From a reader…
I’ve occasionally seen high altars inscribed with the phrase, “altare privilegiatum.”
1) What does (did?) this mean and how did an altar become privileged?
2) Does this still apply today?
Sometimes you will find in older churches a plaque or inscription at an altar that says ALTARE PRIVILEGIATUM, or “Privileged Altar”. It used to be that when, usually -rubrics permitting – a Requiem Mass was read at that altar, a plenary indulgence was granted to the person for whom the Mass was said. This was primarily for the sake of the Poor Souls in Purgatory. On feasts days, etc., another Mass could also gain the indulgence. The “privilege” was attached to the place, not to the physical altar, Also, the privilege could also be given to a certain priest, so that no matter where he celebrated a plenary could be gained! Very cool.

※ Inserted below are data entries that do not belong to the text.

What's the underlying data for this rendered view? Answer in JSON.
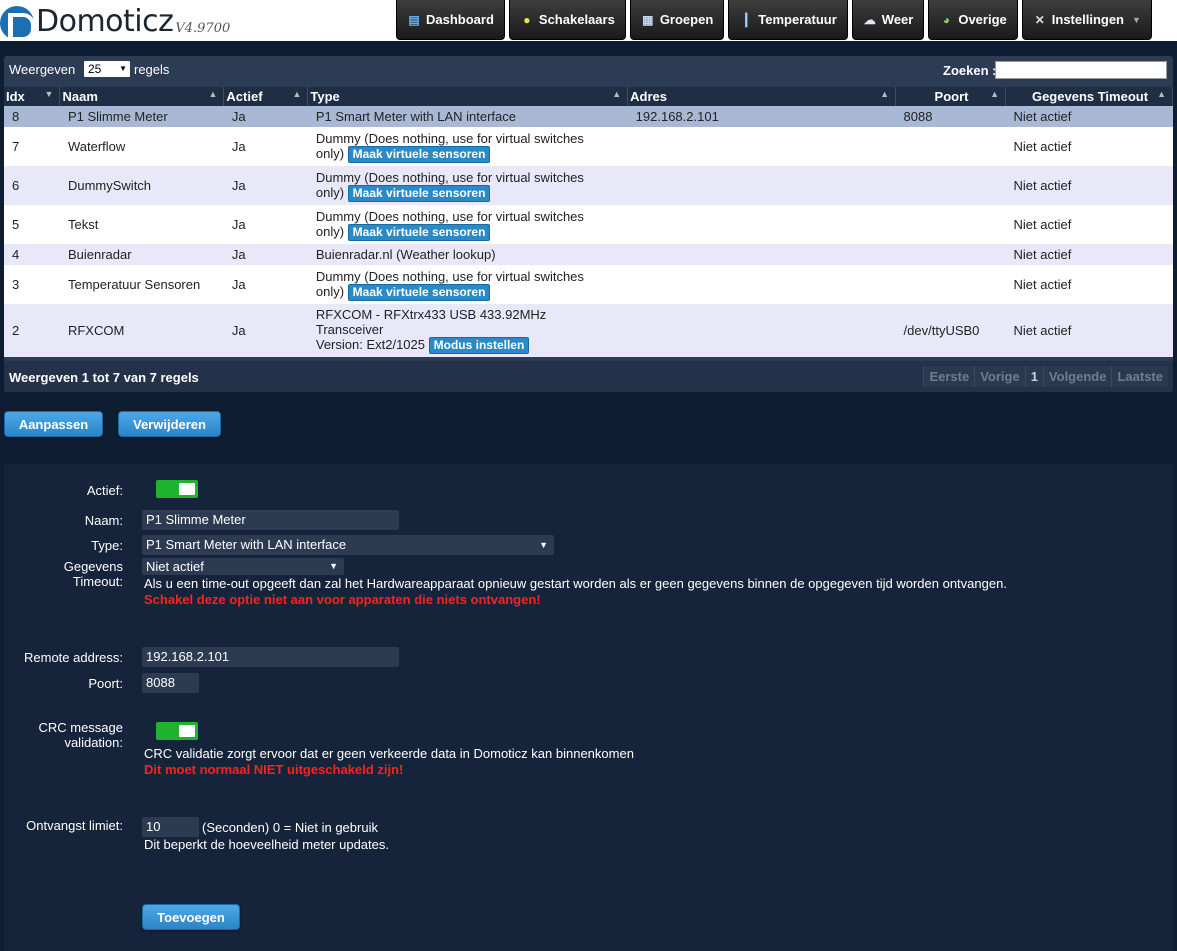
{
  "header": {
    "logo_text": "Domoticz",
    "version": "V4.9700",
    "nav": [
      {
        "label": "Dashboard",
        "icon": "dashboard-icon"
      },
      {
        "label": "Schakelaars",
        "icon": "lightbulb-icon"
      },
      {
        "label": "Groepen",
        "icon": "scene-icon"
      },
      {
        "label": "Temperatuur",
        "icon": "thermometer-icon"
      },
      {
        "label": "Weer",
        "icon": "weather-icon"
      },
      {
        "label": "Overige",
        "icon": "utility-icon"
      },
      {
        "label": "Instellingen",
        "icon": "tools-icon"
      }
    ]
  },
  "table": {
    "show_label": "Weergeven",
    "page_length": "25",
    "rows_label": "regels",
    "search_label": "Zoeken :",
    "search_value": "",
    "columns": [
      "Idx",
      "Naam",
      "Actief",
      "Type",
      "Adres",
      "Poort",
      "Gegevens Timeout"
    ],
    "rows": [
      {
        "idx": "8",
        "naam": "P1 Slimme Meter",
        "actief": "Ja",
        "type": "P1 Smart Meter with LAN interface",
        "type2": "",
        "action": "",
        "adres": "192.168.2.101",
        "poort": "8088",
        "timeout": "Niet actief"
      },
      {
        "idx": "7",
        "naam": "Waterflow",
        "actief": "Ja",
        "type": "Dummy (Does nothing, use for virtual switches",
        "type2": "only)",
        "action": "Maak virtuele sensoren",
        "adres": "",
        "poort": "",
        "timeout": "Niet actief"
      },
      {
        "idx": "6",
        "naam": "DummySwitch",
        "actief": "Ja",
        "type": "Dummy (Does nothing, use for virtual switches",
        "type2": "only)",
        "action": "Maak virtuele sensoren",
        "adres": "",
        "poort": "",
        "timeout": "Niet actief"
      },
      {
        "idx": "5",
        "naam": "Tekst",
        "actief": "Ja",
        "type": "Dummy (Does nothing, use for virtual switches",
        "type2": "only)",
        "action": "Maak virtuele sensoren",
        "adres": "",
        "poort": "",
        "timeout": "Niet actief"
      },
      {
        "idx": "4",
        "naam": "Buienradar",
        "actief": "Ja",
        "type": "Buienradar.nl (Weather lookup)",
        "type2": "",
        "action": "",
        "adres": "",
        "poort": "",
        "timeout": "Niet actief"
      },
      {
        "idx": "3",
        "naam": "Temperatuur Sensoren",
        "actief": "Ja",
        "type": "Dummy (Does nothing, use for virtual switches",
        "type2": "only)",
        "action": "Maak virtuele sensoren",
        "adres": "",
        "poort": "",
        "timeout": "Niet actief"
      },
      {
        "idx": "2",
        "naam": "RFXCOM",
        "actief": "Ja",
        "type": "RFXCOM - RFXtrx433 USB 433.92MHz",
        "type2": "Transceiver",
        "type3": "Version: Ext2/1025",
        "action": "Modus instellen",
        "adres": "",
        "poort": "/dev/ttyUSB0",
        "timeout": "Niet actief"
      }
    ],
    "info": "Weergeven 1 tot 7 van 7 regels",
    "pager": [
      "Eerste",
      "Vorige",
      "1",
      "Volgende",
      "Laatste"
    ]
  },
  "actions": {
    "edit": "Aanpassen",
    "delete": "Verwijderen"
  },
  "form": {
    "actief_label": "Actief:",
    "naam_label": "Naam:",
    "naam_value": "P1 Slimme Meter",
    "type_label": "Type:",
    "type_value": "P1 Smart Meter with LAN interface",
    "timeout_label_1": "Gegevens",
    "timeout_label_2": "Timeout:",
    "timeout_value": "Niet actief",
    "timeout_help": "Als u een time-out opgeeft dan zal het Hardwareapparaat opnieuw gestart worden als er geen gegevens binnen de opgegeven tijd worden ontvangen.",
    "timeout_warning": "Schakel deze optie niet aan voor apparaten die niets ontvangen!",
    "remote_label": "Remote address:",
    "remote_value": "192.168.2.101",
    "poort_label": "Poort:",
    "poort_value": "8088",
    "crc_label_1": "CRC message",
    "crc_label_2": "validation:",
    "crc_help": "CRC validatie zorgt ervoor dat er geen verkeerde data in Domoticz kan binnenkomen",
    "crc_warning": "Dit moet normaal NIET uitgeschakeld zijn!",
    "limiet_label": "Ontvangst limiet:",
    "limiet_value": "10",
    "limiet_unit": "(Seconden) 0 = Niet in gebruik",
    "limiet_help": "Dit beperkt de hoeveelheid meter updates.",
    "submit": "Toevoegen"
  }
}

Alas, this is no long in effect. Pope Paul “The Suppressor” VI abolished all these privileges attached to altars in 1967 with his Apostolic Constitution Indulgentiarum doctrina.